  1. The O's definitely have set themselves up for hitting lots of homers, in the words of Earl Weaver "pitching, defense, and three-run homers." We'll see if they pursue this option.

  2. Aj said on May 25, 2012

    Interesting observation that the White Sox are playing over their heads yet, apparently, the Orioles are not. Really? One game over .500 is over their heads? While the "experts" aren't picking the Sox to win their division, I personally don't see many good teams in the AL Central therefore the Sox should compete all year and barring any significant injuries, could win it. Kenny Williams has shown that if he thinks they can win, he will find help at the trade deadline.

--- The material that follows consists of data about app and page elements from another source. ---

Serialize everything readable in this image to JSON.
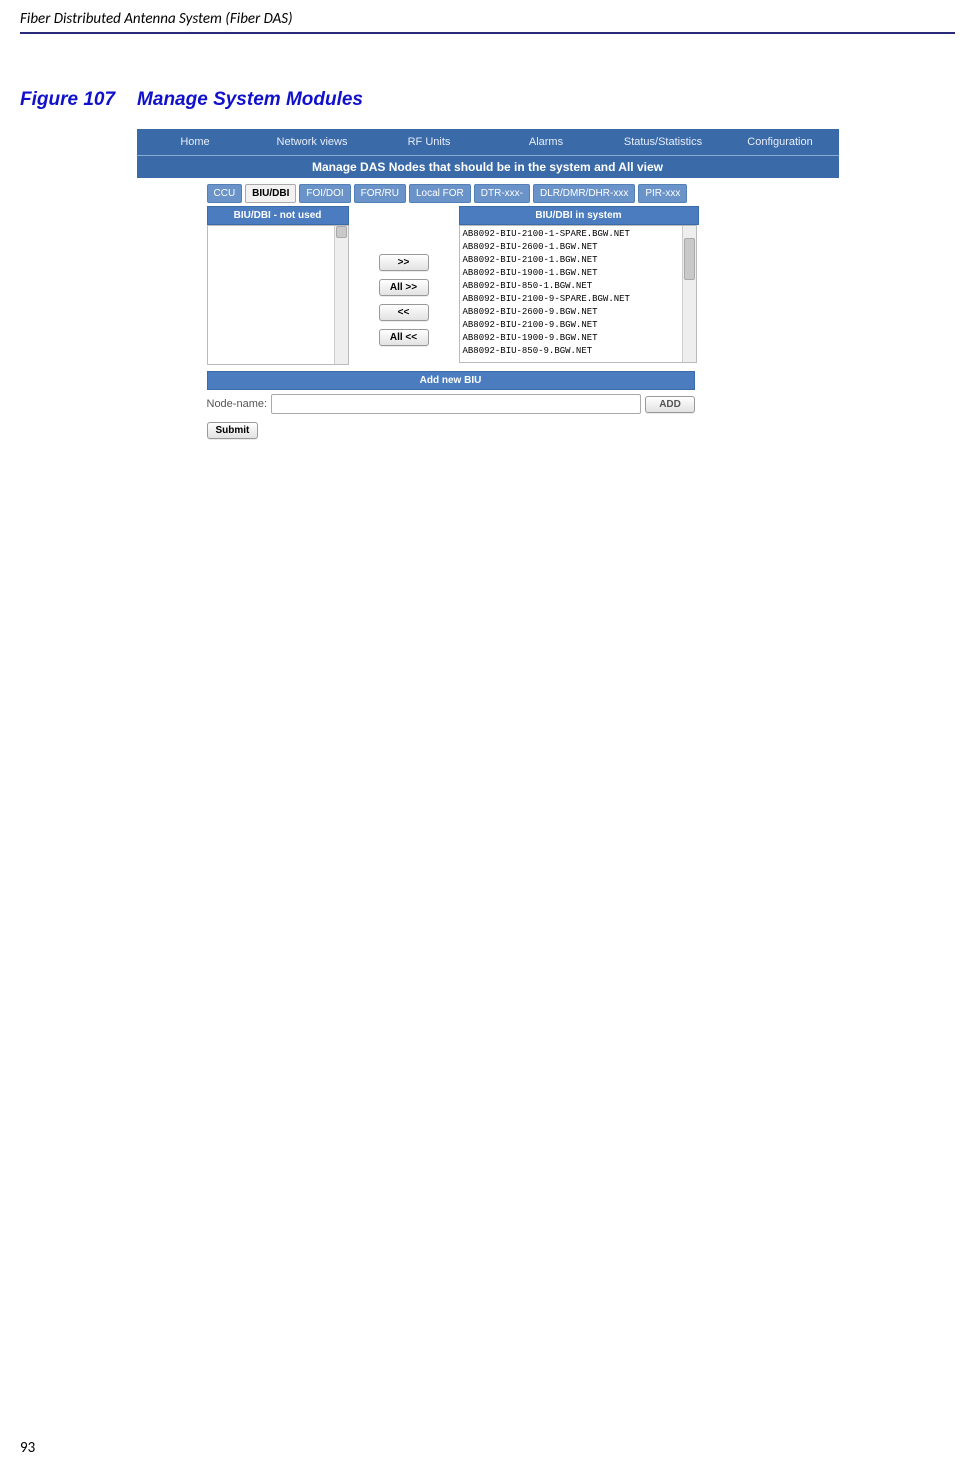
{
  "header": {
    "document_title": "Fiber Distributed Antenna System (Fiber DAS)"
  },
  "figure": {
    "label": "Figure 107",
    "title": "Manage System Modules"
  },
  "page_number": "93",
  "ui": {
    "nav": {
      "home": "Home",
      "network_views": "Network views",
      "rf_units": "RF Units",
      "alarms": "Alarms",
      "status": "Status/Statistics",
      "config": "Configuration"
    },
    "banner": "Manage DAS Nodes that should be in the system and All view",
    "tabs": {
      "ccu": "CCU",
      "biu": "BIU/DBI",
      "foi": "FOI/DOI",
      "forru": "FOR/RU",
      "localfor": "Local FOR",
      "dtr": "DTR-xxx-",
      "dlr": "DLR/DMR/DHR-xxx",
      "pir": "PIR-xxx"
    },
    "left_panel_title": "BIU/DBI - not used",
    "right_panel_title": "BIU/DBI in system",
    "right_items": [
      "AB8092-BIU-2100-1-SPARE.BGW.NET",
      "AB8092-BIU-2600-1.BGW.NET",
      "AB8092-BIU-2100-1.BGW.NET",
      "AB8092-BIU-1900-1.BGW.NET",
      "AB8092-BIU-850-1.BGW.NET",
      "AB8092-BIU-2100-9-SPARE.BGW.NET",
      "AB8092-BIU-2600-9.BGW.NET",
      "AB8092-BIU-2100-9.BGW.NET",
      "AB8092-BIU-1900-9.BGW.NET",
      "AB8092-BIU-850-9.BGW.NET"
    ],
    "buttons": {
      "move_right": ">>",
      "all_right": "All >>",
      "move_left": "<<",
      "all_left": "All <<",
      "add": "ADD",
      "submit": "Submit"
    },
    "add_section": {
      "header": "Add new BIU",
      "label": "Node-name:",
      "value": ""
    }
  }
}
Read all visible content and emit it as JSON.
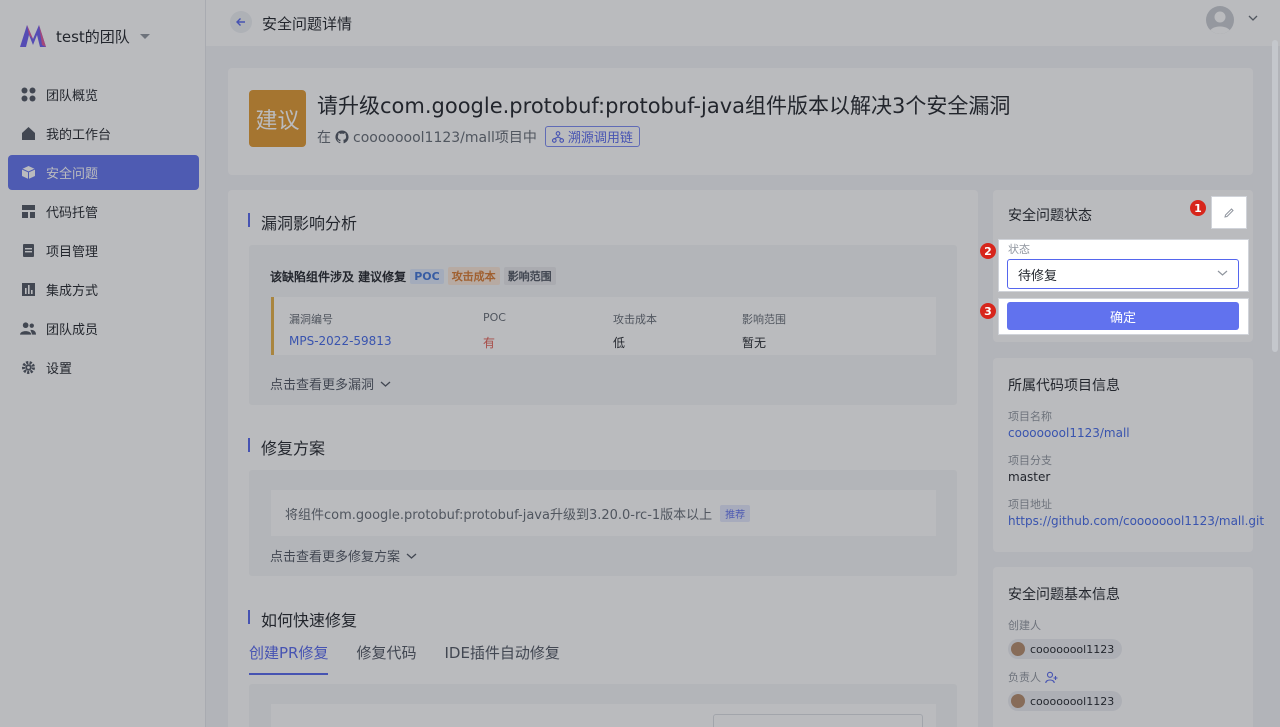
{
  "sidebar": {
    "team_name": "test的团队",
    "items": [
      {
        "label": "团队概览",
        "icon": "grid-icon"
      },
      {
        "label": "我的工作台",
        "icon": "home-icon"
      },
      {
        "label": "安全问题",
        "icon": "cube-icon",
        "active": true
      },
      {
        "label": "代码托管",
        "icon": "layout-icon"
      },
      {
        "label": "项目管理",
        "icon": "clipboard-icon"
      },
      {
        "label": "集成方式",
        "icon": "chart-icon"
      },
      {
        "label": "团队成员",
        "icon": "users-icon"
      },
      {
        "label": "设置",
        "icon": "gear-icon"
      }
    ]
  },
  "topbar": {
    "title": "安全问题详情"
  },
  "header": {
    "badge": "建议",
    "title": "请升级com.google.protobuf:protobuf-java组件版本以解决3个安全漏洞",
    "repo_prefix": "在",
    "repo_name": "coooooool1123/mall项目中",
    "trace_label": "溯源调用链"
  },
  "impact": {
    "section_title": "漏洞影响分析",
    "summary": "该缺陷组件涉及 建议修复",
    "tags": {
      "poc": "POC",
      "cost": "攻击成本",
      "scope": "影响范围"
    },
    "columns": [
      "漏洞编号",
      "POC",
      "攻击成本",
      "影响范围"
    ],
    "row": {
      "id": "MPS-2022-59813",
      "poc": "有",
      "cost": "低",
      "scope": "暂无"
    },
    "more": "点击查看更多漏洞"
  },
  "fix": {
    "section_title": "修复方案",
    "plan": "将组件com.google.protobuf:protobuf-java升级到3.20.0-rc-1版本以上",
    "recommend": "推荐",
    "more": "点击查看更多修复方案"
  },
  "quick": {
    "section_title": "如何快速修复",
    "tabs": [
      "创建PR修复",
      "修复代码",
      "IDE插件自动修复"
    ]
  },
  "status_panel": {
    "title": "安全问题状态",
    "field_label": "状态",
    "selected": "待修复",
    "confirm": "确定",
    "markers": [
      "1",
      "2",
      "3"
    ]
  },
  "project_info": {
    "title": "所属代码项目信息",
    "name_label": "项目名称",
    "name_value": "coooooool1123/mall",
    "branch_label": "项目分支",
    "branch_value": "master",
    "url_label": "项目地址",
    "url_value": "https://github.com/coooooool1123/mall.git"
  },
  "basic_info": {
    "title": "安全问题基本信息",
    "creator_label": "创建人",
    "creator": "coooooool1123",
    "owner_label": "负责人",
    "owner": "coooooool1123"
  },
  "colors": {
    "accent": "#6172ee",
    "badge": "#e1982f",
    "marker": "#d7261c"
  }
}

    Also, trading Dunn according to shoup could "jumpstart their rebuild", yet apparently Dunn has no real trade value because of his poor defense and the Orioles wouldn't have to give up much to get him. Which is it? Unless you mean that the Sox could take a couple of prospects that likely won't amount to much for Dunn in which case how does that help the Sox rebuild?

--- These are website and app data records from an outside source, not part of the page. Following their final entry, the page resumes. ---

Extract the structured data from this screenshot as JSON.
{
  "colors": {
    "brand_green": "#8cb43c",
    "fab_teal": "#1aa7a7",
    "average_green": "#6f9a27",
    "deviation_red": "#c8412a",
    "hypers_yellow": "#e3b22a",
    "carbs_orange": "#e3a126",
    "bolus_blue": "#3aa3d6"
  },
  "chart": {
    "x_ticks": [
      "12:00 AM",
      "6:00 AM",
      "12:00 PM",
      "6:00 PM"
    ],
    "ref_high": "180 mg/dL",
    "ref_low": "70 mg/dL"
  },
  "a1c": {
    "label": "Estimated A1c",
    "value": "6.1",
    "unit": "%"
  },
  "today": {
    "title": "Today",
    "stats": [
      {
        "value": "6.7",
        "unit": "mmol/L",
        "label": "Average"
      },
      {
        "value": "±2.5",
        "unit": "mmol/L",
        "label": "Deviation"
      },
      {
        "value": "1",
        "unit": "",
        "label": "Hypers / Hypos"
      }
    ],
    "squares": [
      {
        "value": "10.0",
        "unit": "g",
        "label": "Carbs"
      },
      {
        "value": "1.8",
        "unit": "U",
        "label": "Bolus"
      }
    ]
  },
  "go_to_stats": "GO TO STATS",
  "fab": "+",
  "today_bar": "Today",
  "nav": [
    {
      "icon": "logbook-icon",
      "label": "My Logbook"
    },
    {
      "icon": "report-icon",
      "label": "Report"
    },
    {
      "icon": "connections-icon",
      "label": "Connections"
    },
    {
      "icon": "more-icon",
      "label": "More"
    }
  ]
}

    • @AJ-

      The Sox are playing over their heads not just this year, but going forward. While the O's have a bright future. O's are also doing it in a much tougher division, and unlike the White Sox they aren't losing their top pitcher next year. The White Sox, by trading guys like Dunn, Peavey etc. can actually add some prospect talent (while clearing their books). Dunn won't bring back any elite prospects, but a couple of solid ones would be an upgrade for that system.

  3. Aj said on May 25, 2012

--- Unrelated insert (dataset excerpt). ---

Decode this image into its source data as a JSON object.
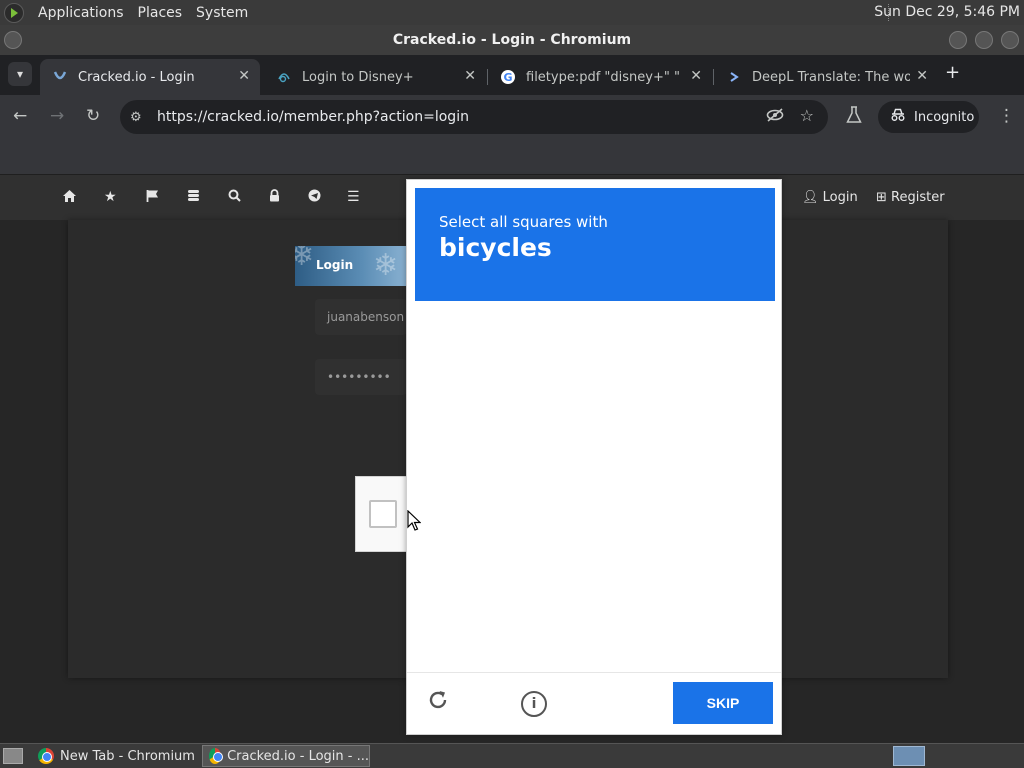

    Now I get it. You've decided, after about 40 games, that the Sox are in over their heads, not only this year but for years to come. Were you also able to predict the years of failure that the O's have had to endure?
    Let's see where the teams are a little closer to the trade deadline before you decide that giving up a couple of journeyman minor league middle infielders is doing anyone else a favor.

  4. R u kidding? The White Sox will finish with a better record than the O's this year and probably for the forseeable future.